Assignment: No line of the records may be dropped; print them all again exactly.

============

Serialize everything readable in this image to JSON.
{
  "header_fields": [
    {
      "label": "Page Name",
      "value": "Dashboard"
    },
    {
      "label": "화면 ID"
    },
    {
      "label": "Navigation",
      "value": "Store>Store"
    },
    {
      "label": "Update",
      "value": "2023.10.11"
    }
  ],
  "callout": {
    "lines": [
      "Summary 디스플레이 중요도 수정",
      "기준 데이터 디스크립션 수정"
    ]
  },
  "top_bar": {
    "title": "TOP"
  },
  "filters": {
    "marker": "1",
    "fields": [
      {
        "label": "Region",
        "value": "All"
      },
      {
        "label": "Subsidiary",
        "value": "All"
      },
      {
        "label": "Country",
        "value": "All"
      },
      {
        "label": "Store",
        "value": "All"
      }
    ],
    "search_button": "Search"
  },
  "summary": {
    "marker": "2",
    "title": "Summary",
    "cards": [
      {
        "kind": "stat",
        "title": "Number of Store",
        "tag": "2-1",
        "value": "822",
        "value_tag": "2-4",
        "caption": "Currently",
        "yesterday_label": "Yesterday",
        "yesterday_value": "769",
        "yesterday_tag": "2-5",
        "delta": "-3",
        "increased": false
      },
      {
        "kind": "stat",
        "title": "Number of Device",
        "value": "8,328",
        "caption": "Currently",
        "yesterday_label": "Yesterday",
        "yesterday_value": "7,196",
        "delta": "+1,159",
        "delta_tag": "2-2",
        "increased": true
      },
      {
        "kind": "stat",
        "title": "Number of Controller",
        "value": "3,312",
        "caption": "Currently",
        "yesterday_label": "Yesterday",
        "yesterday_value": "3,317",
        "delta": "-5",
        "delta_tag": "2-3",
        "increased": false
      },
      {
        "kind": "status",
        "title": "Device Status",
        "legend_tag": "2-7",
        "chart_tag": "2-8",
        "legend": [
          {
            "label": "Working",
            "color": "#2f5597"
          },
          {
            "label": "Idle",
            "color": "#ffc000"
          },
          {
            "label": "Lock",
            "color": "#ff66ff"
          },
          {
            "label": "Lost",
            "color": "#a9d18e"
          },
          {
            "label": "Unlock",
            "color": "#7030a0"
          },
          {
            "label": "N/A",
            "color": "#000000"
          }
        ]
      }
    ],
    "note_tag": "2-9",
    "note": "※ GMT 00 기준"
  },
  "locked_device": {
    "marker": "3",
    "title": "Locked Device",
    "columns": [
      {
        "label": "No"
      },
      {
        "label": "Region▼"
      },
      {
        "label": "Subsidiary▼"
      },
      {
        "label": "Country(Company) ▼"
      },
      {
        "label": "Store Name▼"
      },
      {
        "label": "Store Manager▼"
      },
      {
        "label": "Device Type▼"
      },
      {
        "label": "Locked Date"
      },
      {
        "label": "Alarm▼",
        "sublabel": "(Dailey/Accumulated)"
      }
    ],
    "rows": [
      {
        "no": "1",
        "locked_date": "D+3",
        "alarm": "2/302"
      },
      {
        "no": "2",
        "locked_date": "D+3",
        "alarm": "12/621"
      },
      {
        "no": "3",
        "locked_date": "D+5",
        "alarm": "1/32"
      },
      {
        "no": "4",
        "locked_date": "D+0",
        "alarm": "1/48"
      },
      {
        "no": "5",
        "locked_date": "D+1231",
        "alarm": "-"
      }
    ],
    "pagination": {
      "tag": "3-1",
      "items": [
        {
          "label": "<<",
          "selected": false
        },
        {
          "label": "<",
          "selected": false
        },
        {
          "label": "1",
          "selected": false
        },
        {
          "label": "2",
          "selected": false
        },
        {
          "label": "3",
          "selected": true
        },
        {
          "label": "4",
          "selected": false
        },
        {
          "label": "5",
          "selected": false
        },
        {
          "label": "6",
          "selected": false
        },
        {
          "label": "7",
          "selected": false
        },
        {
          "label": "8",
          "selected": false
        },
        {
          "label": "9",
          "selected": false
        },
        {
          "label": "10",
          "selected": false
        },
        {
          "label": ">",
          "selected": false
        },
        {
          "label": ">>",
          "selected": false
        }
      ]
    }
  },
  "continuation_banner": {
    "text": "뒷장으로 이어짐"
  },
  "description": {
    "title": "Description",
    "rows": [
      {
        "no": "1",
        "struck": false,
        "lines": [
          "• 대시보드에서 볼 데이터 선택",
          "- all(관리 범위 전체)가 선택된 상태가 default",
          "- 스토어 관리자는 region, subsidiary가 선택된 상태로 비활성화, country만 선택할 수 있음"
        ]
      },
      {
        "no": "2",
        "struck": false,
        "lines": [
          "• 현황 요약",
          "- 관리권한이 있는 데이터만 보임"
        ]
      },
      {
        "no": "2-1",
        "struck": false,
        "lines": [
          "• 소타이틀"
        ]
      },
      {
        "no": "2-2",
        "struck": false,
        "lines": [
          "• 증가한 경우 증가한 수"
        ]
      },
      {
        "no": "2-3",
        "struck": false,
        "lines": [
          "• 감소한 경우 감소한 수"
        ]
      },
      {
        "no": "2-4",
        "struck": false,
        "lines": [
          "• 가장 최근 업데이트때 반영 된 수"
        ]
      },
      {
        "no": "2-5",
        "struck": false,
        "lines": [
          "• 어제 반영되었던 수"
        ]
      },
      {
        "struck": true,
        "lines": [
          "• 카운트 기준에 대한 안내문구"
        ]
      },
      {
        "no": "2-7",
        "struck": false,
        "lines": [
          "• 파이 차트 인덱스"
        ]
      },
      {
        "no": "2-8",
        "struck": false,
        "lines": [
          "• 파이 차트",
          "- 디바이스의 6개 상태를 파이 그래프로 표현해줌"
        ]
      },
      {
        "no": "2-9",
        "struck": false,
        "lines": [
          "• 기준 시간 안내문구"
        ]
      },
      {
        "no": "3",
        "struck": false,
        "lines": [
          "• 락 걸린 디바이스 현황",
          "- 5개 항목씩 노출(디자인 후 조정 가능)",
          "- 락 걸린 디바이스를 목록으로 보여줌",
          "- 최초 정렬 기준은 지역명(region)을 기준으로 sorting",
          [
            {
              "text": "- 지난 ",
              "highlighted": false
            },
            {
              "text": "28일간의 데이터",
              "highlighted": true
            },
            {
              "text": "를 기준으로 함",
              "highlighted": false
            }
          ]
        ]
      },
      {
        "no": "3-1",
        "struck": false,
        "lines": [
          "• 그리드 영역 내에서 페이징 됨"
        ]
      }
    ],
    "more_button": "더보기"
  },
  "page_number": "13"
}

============

Response to this exercise:
Serialize everything readable in this image to JSON.
{
  "header_fields": [
    {
      "label": "Page Name",
      "value": "Dashboard"
    },
    {
      "label": "화면 ID"
    },
    {
      "label": "Navigation",
      "value": "Store>Store"
    },
    {
      "label": "Update",
      "value": "2023.10.11"
    }
  ],
  "callout": {
    "lines": [
      "Summary 디스플레이 중요도 수정",
      "기준 데이터 디스크립션 수정"
    ]
  },
  "top_bar": {
    "title": "TOP"
  },
  "filters": {
    "marker": "1",
    "fields": [
      {
        "label": "Region",
        "value": "All"
      },
      {
        "label": "Subsidiary",
        "value": "All"
      },
      {
        "label": "Country",
        "value": "All"
      },
      {
        "label": "Store",
        "value": "All"
      }
    ],
    "search_button": "Search"
  },
  "summary": {
    "marker": "2",
    "title": "Summary",
    "cards": [
      {
        "kind": "stat",
        "title": "Number of Store",
        "tag": "2-1",
        "value": "822",
        "value_tag": "2-4",
        "caption": "Currently",
        "yesterday_label": "Yesterday",
        "yesterday_value": "769",
        "yesterday_tag": "2-5",
        "delta": "-3",
        "increased": false
      },
      {
        "kind": "stat",
        "title": "Number of Device",
        "value": "8,328",
        "caption": "Currently",
        "yesterday_label": "Yesterday",
        "yesterday_value": "7,196",
        "delta": "+1,159",
        "delta_tag": "2-2",
        "increased": true
      },
      {
        "kind": "stat",
        "title": "Number of Controller",
        "value": "3,312",
        "caption": "Currently",
        "yesterday_label": "Yesterday",
        "yesterday_value": "3,317",
        "delta": "-5",
        "delta_tag": "2-3",
        "increased": false
      },
      {
        "kind": "status",
        "title": "Device Status",
        "legend_tag": "2-7",
        "chart_tag": "2-8",
        "legend": [
          {
            "label": "Working",
            "color": "#2f5597"
          },
          {
            "label": "Idle",
            "color": "#ffc000"
          },
          {
            "label": "Lock",
            "color": "#ff66ff"
          },
          {
            "label": "Lost",
            "color": "#a9d18e"
          },
          {
            "label": "Unlock",
            "color": "#7030a0"
          },
          {
            "label": "N/A",
            "color": "#000000"
          }
        ]
      }
    ],
    "note_tag": "2-9",
    "note": "※ GMT 00 기준"
  },
  "locked_device": {
    "marker": "3",
    "title": "Locked Device",
    "columns": [
      {
        "label": "No"
      },
      {
        "label": "Region▼"
      },
      {
        "label": "Subsidiary▼"
      },
      {
        "label": "Country(Company) ▼"
      },
      {
        "label": "Store Name▼"
      },
      {
        "label": "Store Manager▼"
      },
      {
        "label": "Device Type▼"
      },
      {
        "label": "Locked Date"
      },
      {
        "label": "Alarm▼",
        "sublabel": "(Dailey/Accumulated)"
      }
    ],
    "rows": [
      {
        "no": "1",
        "locked_date": "D+3",
        "alarm": "2/302"
      },
      {
        "no": "2",
        "locked_date": "D+3",
        "alarm": "12/621"
      },
      {
        "no": "3",
        "locked_date": "D+5",
        "alarm": "1/32"
      },
      {
        "no": "4",
        "locked_date": "D+0",
        "alarm": "1/48"
      },
      {
        "no": "5",
        "locked_date": "D+1231",
        "alarm": "-"
      }
    ],
    "pagination": {
      "tag": "3-1",
      "items": [
        {
          "label": "<<",
          "selected": false
        },
        {
          "label": "<",
          "selected": false
        },
        {
          "label": "1",
          "selected": false
        },
        {
          "label": "2",
          "selected": false
        },
        {
          "label": "3",
          "selected": true
        },
        {
          "label": "4",
          "selected": false
        },
        {
          "label": "5",
          "selected": false
        },
        {
          "label": "6",
          "selected": false
        },
        {
          "label": "7",
          "selected": false
        },
        {
          "label": "8",
          "selected": false
        },
        {
          "label": "9",
          "selected": false
        },
        {
          "label": "10",
          "selected": false
        },
        {
          "label": ">",
          "selected": false
        },
        {
          "label": ">>",
          "selected": false
        }
      ]
    }
  },
  "continuation_banner": {
    "text": "뒷장으로 이어짐"
  },
  "description": {
    "title": "Description",
    "rows": [
      {
        "no": "1",
        "struck": false,
        "lines": [
          "• 대시보드에서 볼 데이터 선택",
          "- all(관리 범위 전체)가 선택된 상태가 default",
          "- 스토어 관리자는 region, subsidiary가 선택된 상태로 비활성화, country만 선택할 수 있음"
        ]
      },
      {
        "no": "2",
        "struck": false,
        "lines": [
          "• 현황 요약",
          "- 관리권한이 있는 데이터만 보임"
        ]
      },
      {
        "no": "2-1",
        "struck": false,
        "lines": [
          "• 소타이틀"
        ]
      },
      {
        "no": "2-2",
        "struck": false,
        "lines": [
          "• 증가한 경우 증가한 수"
        ]
      },
      {
        "no": "2-3",
        "struck": false,
        "lines": [
          "• 감소한 경우 감소한 수"
        ]
      },
      {
        "no": "2-4",
        "struck": false,
        "lines": [
          "• 가장 최근 업데이트때 반영 된 수"
        ]
      },
      {
        "no": "2-5",
        "struck": false,
        "lines": [
          "• 어제 반영되었던 수"
        ]
      },
      {
        "struck": true,
        "lines": [
          "• 카운트 기준에 대한 안내문구"
        ]
      },
      {
        "no": "2-7",
        "struck": false,
        "lines": [
          "• 파이 차트 인덱스"
        ]
      },
      {
        "no": "2-8",
        "struck": false,
        "lines": [
          "• 파이 차트",
          "- 디바이스의 6개 상태를 파이 그래프로 표현해줌"
        ]
      },
      {
        "no": "2-9",
        "struck": false,
        "lines": [
          "• 기준 시간 안내문구"
        ]
      },
      {
        "no": "3",
        "struck": false,
        "lines": [
          "• 락 걸린 디바이스 현황",
          "- 5개 항목씩 노출(디자인 후 조정 가능)",
          "- 락 걸린 디바이스를 목록으로 보여줌",
          "- 최초 정렬 기준은 지역명(region)을 기준으로 sorting",
          [
            {
              "text": "- 지난 ",
              "highlighted": false
            },
            {
              "text": "28일간의 데이터",
              "highlighted": true
            },
            {
              "text": "를 기준으로 함",
              "highlighted": false
            }
          ]
        ]
      },
      {
        "no": "3-1",
        "struck": false,
        "lines": [
          "• 그리드 영역 내에서 페이징 됨"
        ]
      }
    ],
    "more_button": "더보기"
  },
  "page_number": "13"
}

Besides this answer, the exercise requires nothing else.